### What you need to do
Output every entry exactly as written, skipping any pictures.

------ Data section

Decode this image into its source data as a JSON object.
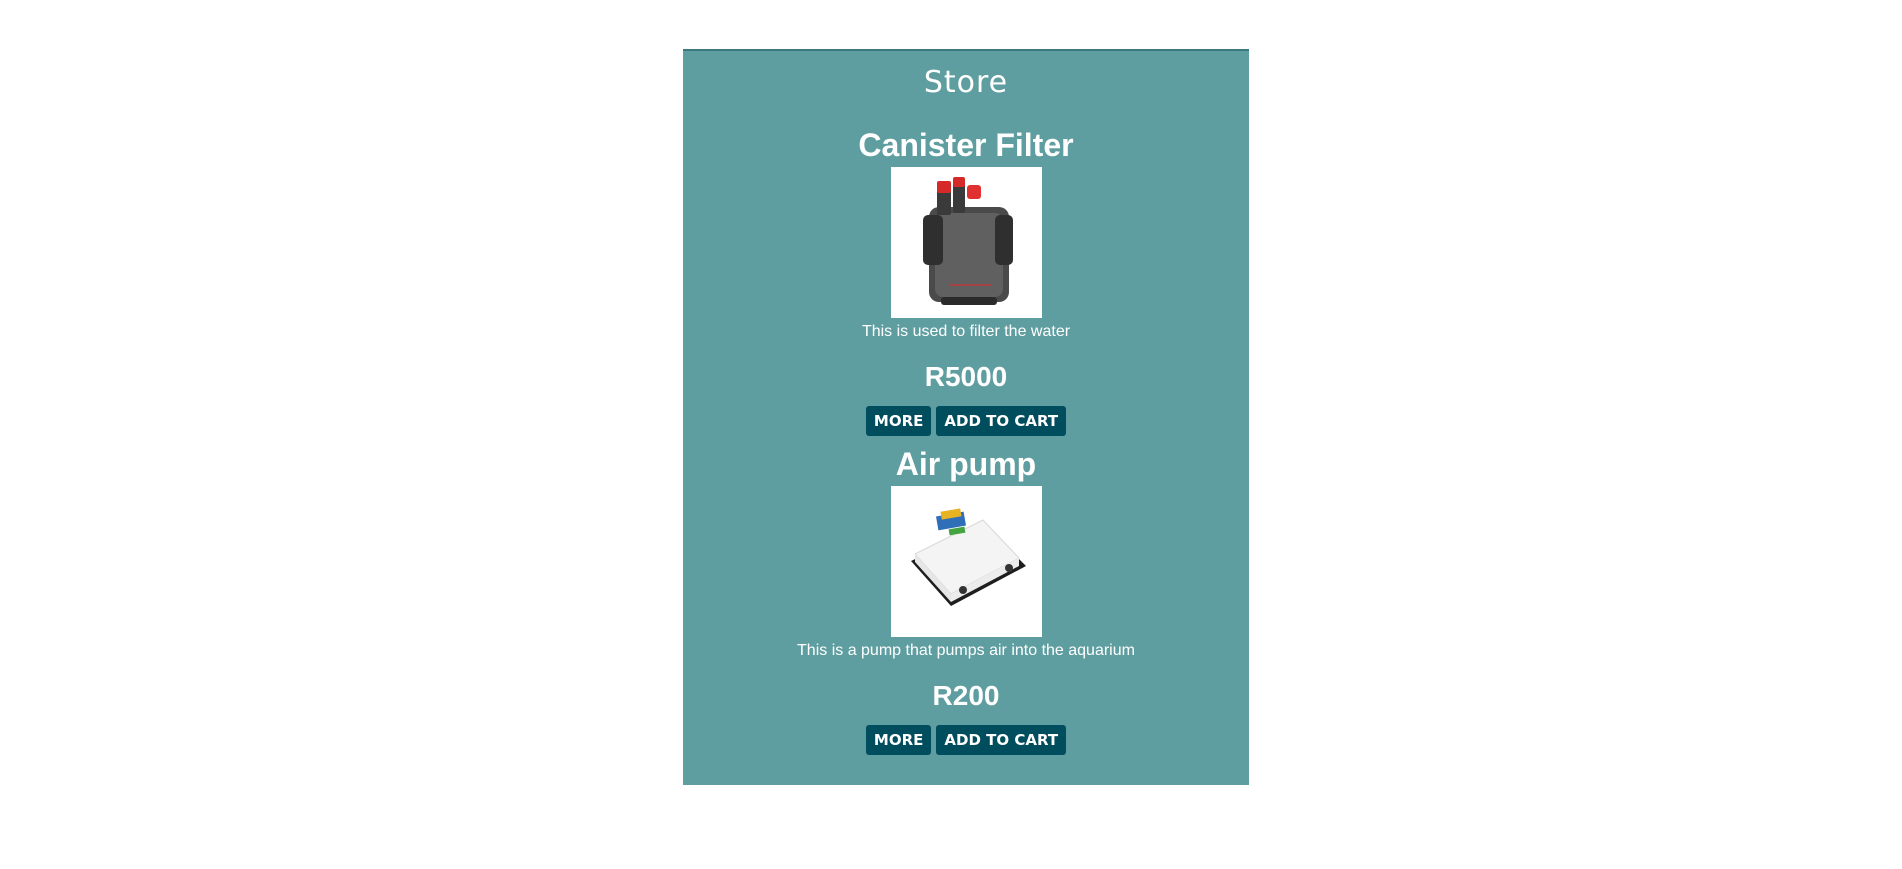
{
  "store": {
    "title": "Store",
    "products": [
      {
        "name": "Canister Filter",
        "image_icon": "canister-filter-image",
        "description": "This is used to filter the water",
        "price": "R5000",
        "more_label": "MORE",
        "add_label": "ADD TO CART"
      },
      {
        "name": "Air pump",
        "image_icon": "air-pump-image",
        "description": "This is a pump that pumps air into the aquarium",
        "price": "R200",
        "more_label": "MORE",
        "add_label": "ADD TO CART"
      }
    ]
  },
  "colors": {
    "panel": "#5f9ea0",
    "button": "#004d5e",
    "text": "#ffffff"
  }
}
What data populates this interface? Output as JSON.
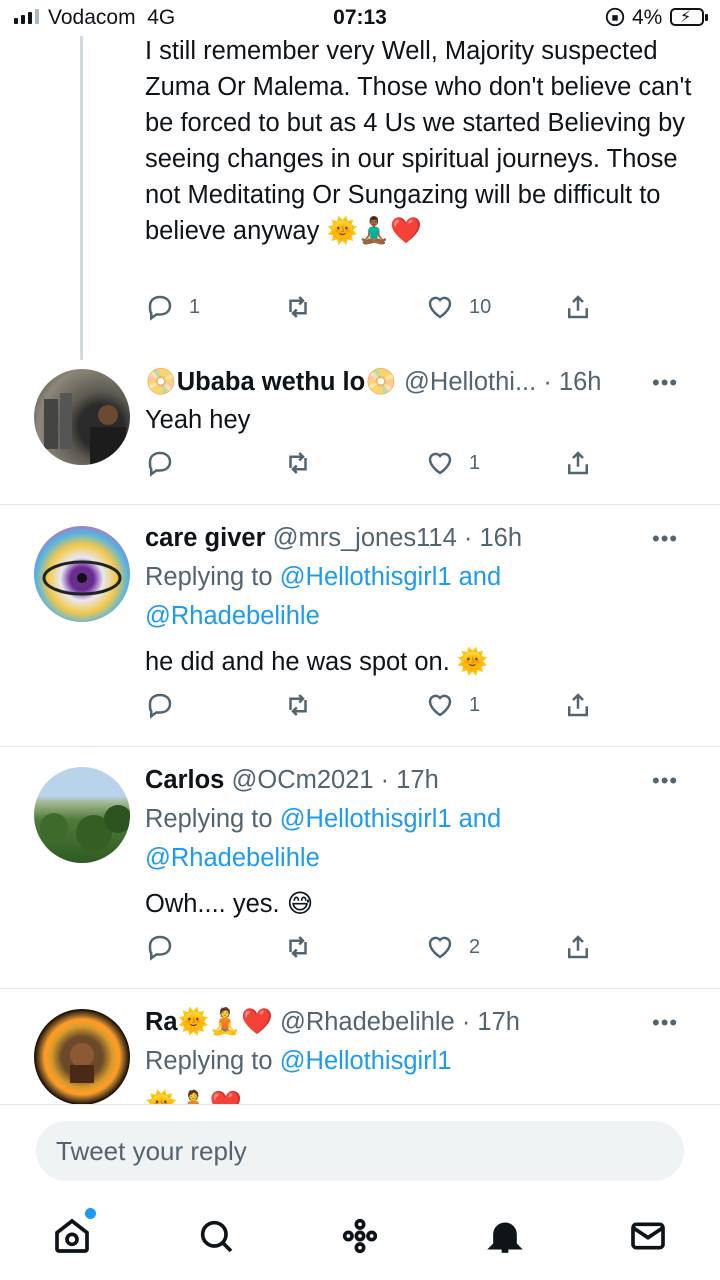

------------

### Answer box
Decode this image into its source data as a JSON object.
{
  "store": {
    "title": "Store",
    "products": [
      {
        "name": "Canister Filter",
        "image_icon": "canister-filter-image",
        "description": "This is used to filter the water",
        "price": "R5000",
        "more_label": "MORE",
        "add_label": "ADD TO CART"
      },
      {
        "name": "Air pump",
        "image_icon": "air-pump-image",
        "description": "This is a pump that pumps air into the aquarium",
        "price": "R200",
        "more_label": "MORE",
        "add_label": "ADD TO CART"
      }
    ]
  },
  "colors": {
    "panel": "#5f9ea0",
    "button": "#004d5e",
    "text": "#ffffff"
  }
}
What data populates this interface? Output as JSON.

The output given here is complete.